The IHR Denounces Campaign Against Japanese Publishing Company
The Institute for Historical Review strongly condemns the arrogant campaign of pressure and intimidation against Japan's Bungei Shunju publishing company, which has capitulated by shutting down its Marco Polo magazine.
Jewish groups including the Simon Wiesenthal Center of Los Angeles, as well as the Israeli government, have denounced a ten-page article about the Holocaust story and Auschwitz in the February 1995 issue of the 200,000-circulation monthly. In this article, Dr. Masanori Nishioka presents credible evidence to show that there were no execution gas chambers in wartime German concentration camps.
Misrepresenting the content of Dr. Nishioka's article, the Wiesenthal Center lashed out at the magazine and its publisher, Bungei Shunju company, by pressuring advertisers to withhold advertising.
We regret that Bungei Shunju company has given in to this outrageous campaign by taking the astonishing step of shutting down Marco Polo magazine altogether. This is a great defeat for the cause of free speech and free inquiry.
The Wiesenthal Center campaign is an arrogant expression of bigotry and intolerance. A comparable campaign in other countries would rightly be regarded as intolerable interference.
What has happened with Marco Polo magazine shows that groups such as the Wiesenthal Center regard the Holocaust story as a sacred religious dogma. It also shows that open discussion of the Holocaust issue is more needed than ever.
It is a serious mistake to regard the Wiesenthal Center as an impartial source of unbiased information. This wealthy and highly partisan special interest group has a long record of greatly exaggerating anti-Jewish sentiment for its own fund-raising purposes. Even the Anti-Defamation League of B'nai B'rith, a major American Jewish organization, attacked the Wiesenthal Center in December 1984 for its "inaccurate" and "exaggerated claims" about the supposed danger of anti-Semitism in the USA and Europe. (Los Angeles Times, Dec. 12, 1984)
While seeking to deny its adversaries any voice, the Wiesenthal Center embraces murderers who support its agenda.
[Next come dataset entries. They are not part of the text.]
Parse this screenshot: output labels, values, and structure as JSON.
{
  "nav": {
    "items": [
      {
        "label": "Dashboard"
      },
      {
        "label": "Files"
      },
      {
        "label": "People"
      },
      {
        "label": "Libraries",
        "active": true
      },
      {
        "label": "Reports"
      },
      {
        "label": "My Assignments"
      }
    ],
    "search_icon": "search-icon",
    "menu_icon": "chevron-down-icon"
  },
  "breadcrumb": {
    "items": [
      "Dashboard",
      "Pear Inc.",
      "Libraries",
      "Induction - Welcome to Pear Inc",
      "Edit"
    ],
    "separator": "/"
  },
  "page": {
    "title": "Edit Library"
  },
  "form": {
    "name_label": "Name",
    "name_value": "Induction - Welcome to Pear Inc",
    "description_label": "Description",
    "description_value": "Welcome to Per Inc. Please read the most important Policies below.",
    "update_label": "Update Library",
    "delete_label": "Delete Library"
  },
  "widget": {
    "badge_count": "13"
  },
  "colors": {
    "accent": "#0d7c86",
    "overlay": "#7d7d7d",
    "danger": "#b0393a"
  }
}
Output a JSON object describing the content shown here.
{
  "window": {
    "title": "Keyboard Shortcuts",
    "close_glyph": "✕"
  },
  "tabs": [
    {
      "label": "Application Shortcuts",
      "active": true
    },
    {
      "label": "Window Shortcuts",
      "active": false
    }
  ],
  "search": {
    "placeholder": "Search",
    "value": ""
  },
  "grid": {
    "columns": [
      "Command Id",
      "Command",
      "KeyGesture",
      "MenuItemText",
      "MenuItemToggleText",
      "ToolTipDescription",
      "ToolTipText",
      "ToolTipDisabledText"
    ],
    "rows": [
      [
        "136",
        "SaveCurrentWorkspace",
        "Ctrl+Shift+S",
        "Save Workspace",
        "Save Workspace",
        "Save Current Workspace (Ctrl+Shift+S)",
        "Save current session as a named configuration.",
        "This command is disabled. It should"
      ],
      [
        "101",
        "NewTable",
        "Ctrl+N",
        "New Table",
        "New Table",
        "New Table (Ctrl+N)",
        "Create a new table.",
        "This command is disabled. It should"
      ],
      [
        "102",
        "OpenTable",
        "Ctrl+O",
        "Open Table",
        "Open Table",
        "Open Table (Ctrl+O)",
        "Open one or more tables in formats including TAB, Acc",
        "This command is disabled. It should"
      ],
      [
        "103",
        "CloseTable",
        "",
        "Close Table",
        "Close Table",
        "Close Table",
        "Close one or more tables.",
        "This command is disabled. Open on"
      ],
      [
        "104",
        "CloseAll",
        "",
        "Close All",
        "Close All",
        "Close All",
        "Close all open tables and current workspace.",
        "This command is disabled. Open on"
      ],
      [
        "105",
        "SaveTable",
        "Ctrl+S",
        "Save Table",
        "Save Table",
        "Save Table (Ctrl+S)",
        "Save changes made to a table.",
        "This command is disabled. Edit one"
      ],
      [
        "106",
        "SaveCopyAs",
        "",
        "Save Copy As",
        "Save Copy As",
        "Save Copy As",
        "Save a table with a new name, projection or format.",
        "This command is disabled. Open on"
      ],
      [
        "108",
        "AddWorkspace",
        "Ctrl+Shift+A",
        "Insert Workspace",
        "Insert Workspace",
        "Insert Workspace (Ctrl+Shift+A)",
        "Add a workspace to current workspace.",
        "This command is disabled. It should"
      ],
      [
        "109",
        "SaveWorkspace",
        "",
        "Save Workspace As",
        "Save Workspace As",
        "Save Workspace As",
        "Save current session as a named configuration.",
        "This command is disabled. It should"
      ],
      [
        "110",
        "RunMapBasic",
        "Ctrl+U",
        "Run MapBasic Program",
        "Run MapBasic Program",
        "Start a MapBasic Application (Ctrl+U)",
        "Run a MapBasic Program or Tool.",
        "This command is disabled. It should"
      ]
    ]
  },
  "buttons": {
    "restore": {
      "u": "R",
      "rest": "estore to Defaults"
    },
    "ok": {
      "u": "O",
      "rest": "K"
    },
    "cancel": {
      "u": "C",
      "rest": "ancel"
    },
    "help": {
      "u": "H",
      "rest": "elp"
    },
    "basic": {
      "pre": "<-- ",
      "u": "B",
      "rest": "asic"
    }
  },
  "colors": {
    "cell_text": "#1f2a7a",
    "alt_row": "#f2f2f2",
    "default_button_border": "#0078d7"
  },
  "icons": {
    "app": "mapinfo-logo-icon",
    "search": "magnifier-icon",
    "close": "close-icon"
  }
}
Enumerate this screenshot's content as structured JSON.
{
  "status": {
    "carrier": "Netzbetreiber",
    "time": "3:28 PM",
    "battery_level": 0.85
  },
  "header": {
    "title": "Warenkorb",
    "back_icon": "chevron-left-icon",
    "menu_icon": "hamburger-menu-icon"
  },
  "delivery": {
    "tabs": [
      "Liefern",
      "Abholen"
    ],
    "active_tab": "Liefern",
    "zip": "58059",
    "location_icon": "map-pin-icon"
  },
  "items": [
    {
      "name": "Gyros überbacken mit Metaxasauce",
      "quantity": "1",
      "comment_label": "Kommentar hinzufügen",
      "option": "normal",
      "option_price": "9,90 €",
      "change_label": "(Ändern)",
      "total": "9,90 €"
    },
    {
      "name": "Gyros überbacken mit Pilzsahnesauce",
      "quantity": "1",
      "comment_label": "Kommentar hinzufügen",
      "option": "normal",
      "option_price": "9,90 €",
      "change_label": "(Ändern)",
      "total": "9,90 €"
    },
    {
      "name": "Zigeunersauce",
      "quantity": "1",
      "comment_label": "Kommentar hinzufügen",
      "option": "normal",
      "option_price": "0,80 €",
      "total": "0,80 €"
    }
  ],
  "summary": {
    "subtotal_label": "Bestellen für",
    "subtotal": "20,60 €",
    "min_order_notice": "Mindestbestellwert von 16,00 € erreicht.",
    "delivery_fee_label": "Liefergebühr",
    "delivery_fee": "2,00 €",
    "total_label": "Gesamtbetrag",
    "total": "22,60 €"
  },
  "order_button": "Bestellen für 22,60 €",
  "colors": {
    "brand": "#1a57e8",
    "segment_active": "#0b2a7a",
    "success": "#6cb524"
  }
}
At a major meeting in Los Angeles in 1989, the Center honored Yitzhak Shamir, the former Israeli prime minister who has a well documented record as a terrorist leader during the 1940s of the underground Zionist "Stern Gang." At that meeting, Shamir delivered the keynote speech. (Los Angeles Times, Nov. 21, 1989)
This unprecedented effort to silence a foreign publisher shows the lengths to which groups such as the Wiesenthal Center will go to protect their flawed viewpoint from honest inquiry. In fact, a considerable and mounting body of evidence discredits wartime propaganda claims of mass killings by poison gas in German wartime camps.
Opposing such groups is the Institute for Historical Review, the world's foremost revisionist history research, education and publishing center. Since its founding in 1978, the IHR has steadfastly opposed bigotry of all kinds in its efforts to promote greater public understanding of key chapters of history. Contributors to the IHR's Journal of Historical Review have included respected scholars from around the world.
In stark contrast, this Wiesenthal Center campaign promotes intolerance and bigotry, and underscores the need for even greater openness and freedom, particularly on this taboo issue. The cause of international understanding and world peace is best served by free discussion and open debate of significant historical issues, including the emotion-laden Holocaust story. What is needed is greater objectivity, not more suppression and intimidation.
The campaign against Bungei Shunju company suggests the intrinsic weakness of the gas chamber story. Historical truth does not need intimidation, boycott campaigns or special laws to defend itself.
The IHR is proud of the backing we have earned from people of the most diverse racial and ethnic backgrounds, including Jewish. In spite of smear attacks from the Wiesenthal Center and similar groups, the IHR and the cause it represents continue to gain greater support and acceptance in the United States and many other countries.
From The Journal of Historical Review, March/April 1995 (Vol. 15, No. 2), page 9.